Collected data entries
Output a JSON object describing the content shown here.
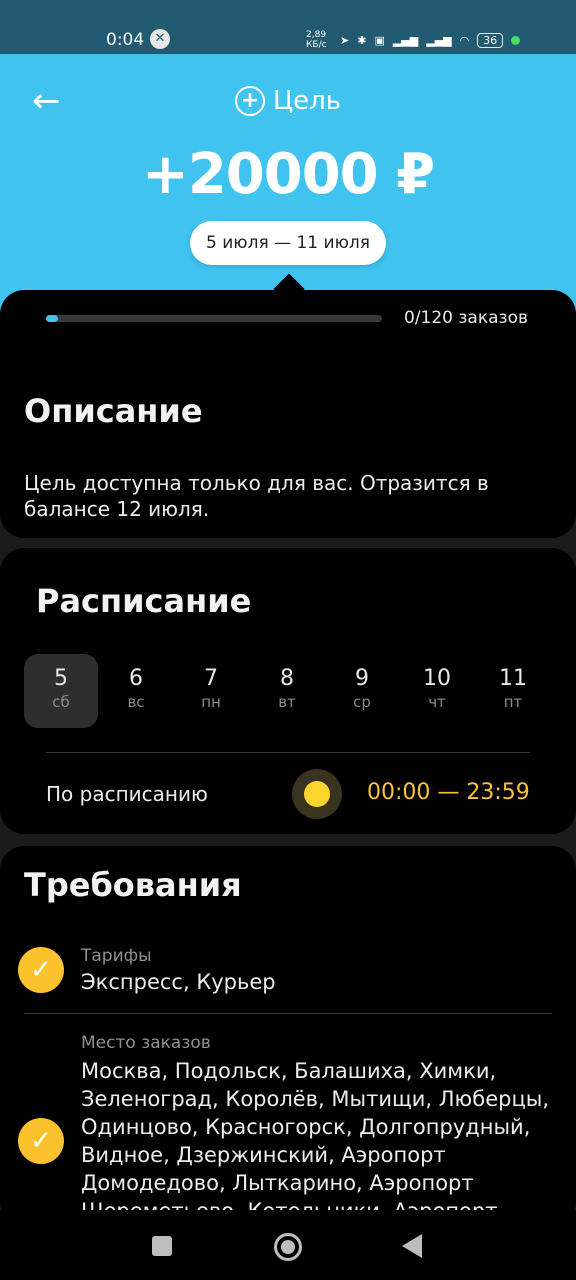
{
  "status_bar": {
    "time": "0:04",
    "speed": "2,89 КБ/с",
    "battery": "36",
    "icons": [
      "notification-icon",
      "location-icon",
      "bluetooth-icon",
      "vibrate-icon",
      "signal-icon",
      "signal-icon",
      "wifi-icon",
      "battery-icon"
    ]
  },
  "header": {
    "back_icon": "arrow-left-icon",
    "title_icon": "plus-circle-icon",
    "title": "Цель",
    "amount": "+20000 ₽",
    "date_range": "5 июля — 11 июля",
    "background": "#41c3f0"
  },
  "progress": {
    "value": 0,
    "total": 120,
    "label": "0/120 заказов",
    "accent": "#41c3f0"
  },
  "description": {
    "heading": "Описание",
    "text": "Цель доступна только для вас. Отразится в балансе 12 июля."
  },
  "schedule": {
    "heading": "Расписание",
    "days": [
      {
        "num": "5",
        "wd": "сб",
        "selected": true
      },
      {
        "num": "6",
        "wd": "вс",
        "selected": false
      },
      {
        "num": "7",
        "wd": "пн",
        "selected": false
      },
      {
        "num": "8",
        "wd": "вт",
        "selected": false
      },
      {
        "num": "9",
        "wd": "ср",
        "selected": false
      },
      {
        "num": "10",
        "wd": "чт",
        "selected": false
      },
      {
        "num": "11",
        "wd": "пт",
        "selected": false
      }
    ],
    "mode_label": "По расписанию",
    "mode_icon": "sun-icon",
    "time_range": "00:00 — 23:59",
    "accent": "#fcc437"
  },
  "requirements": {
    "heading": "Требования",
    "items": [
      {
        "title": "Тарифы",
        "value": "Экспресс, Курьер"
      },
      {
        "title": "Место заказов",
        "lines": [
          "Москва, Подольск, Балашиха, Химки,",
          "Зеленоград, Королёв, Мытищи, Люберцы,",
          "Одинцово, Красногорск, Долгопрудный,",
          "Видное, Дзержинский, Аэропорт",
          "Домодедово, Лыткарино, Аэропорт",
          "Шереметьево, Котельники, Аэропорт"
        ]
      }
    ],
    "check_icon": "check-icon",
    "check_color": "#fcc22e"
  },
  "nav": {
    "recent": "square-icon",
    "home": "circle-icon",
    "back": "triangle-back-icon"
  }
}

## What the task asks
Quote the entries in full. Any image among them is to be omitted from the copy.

## Answer section
Output a JSON object describing the content shown here.
{
  "status_bar": {
    "time": "0:04",
    "speed": "2,89 КБ/с",
    "battery": "36",
    "icons": [
      "notification-icon",
      "location-icon",
      "bluetooth-icon",
      "vibrate-icon",
      "signal-icon",
      "signal-icon",
      "wifi-icon",
      "battery-icon"
    ]
  },
  "header": {
    "back_icon": "arrow-left-icon",
    "title_icon": "plus-circle-icon",
    "title": "Цель",
    "amount": "+20000 ₽",
    "date_range": "5 июля — 11 июля",
    "background": "#41c3f0"
  },
  "progress": {
    "value": 0,
    "total": 120,
    "label": "0/120 заказов",
    "accent": "#41c3f0"
  },
  "description": {
    "heading": "Описание",
    "text": "Цель доступна только для вас. Отразится в балансе 12 июля."
  },
  "schedule": {
    "heading": "Расписание",
    "days": [
      {
        "num": "5",
        "wd": "сб",
        "selected": true
      },
      {
        "num": "6",
        "wd": "вс",
        "selected": false
      },
      {
        "num": "7",
        "wd": "пн",
        "selected": false
      },
      {
        "num": "8",
        "wd": "вт",
        "selected": false
      },
      {
        "num": "9",
        "wd": "ср",
        "selected": false
      },
      {
        "num": "10",
        "wd": "чт",
        "selected": false
      },
      {
        "num": "11",
        "wd": "пт",
        "selected": false
      }
    ],
    "mode_label": "По расписанию",
    "mode_icon": "sun-icon",
    "time_range": "00:00 — 23:59",
    "accent": "#fcc437"
  },
  "requirements": {
    "heading": "Требования",
    "items": [
      {
        "title": "Тарифы",
        "value": "Экспресс, Курьер"
      },
      {
        "title": "Место заказов",
        "lines": [
          "Москва, Подольск, Балашиха, Химки,",
          "Зеленоград, Королёв, Мытищи, Люберцы,",
          "Одинцово, Красногорск, Долгопрудный,",
          "Видное, Дзержинский, Аэропорт",
          "Домодедово, Лыткарино, Аэропорт",
          "Шереметьево, Котельники, Аэропорт"
        ]
      }
    ],
    "check_icon": "check-icon",
    "check_color": "#fcc22e"
  },
  "nav": {
    "recent": "square-icon",
    "home": "circle-icon",
    "back": "triangle-back-icon"
  }
}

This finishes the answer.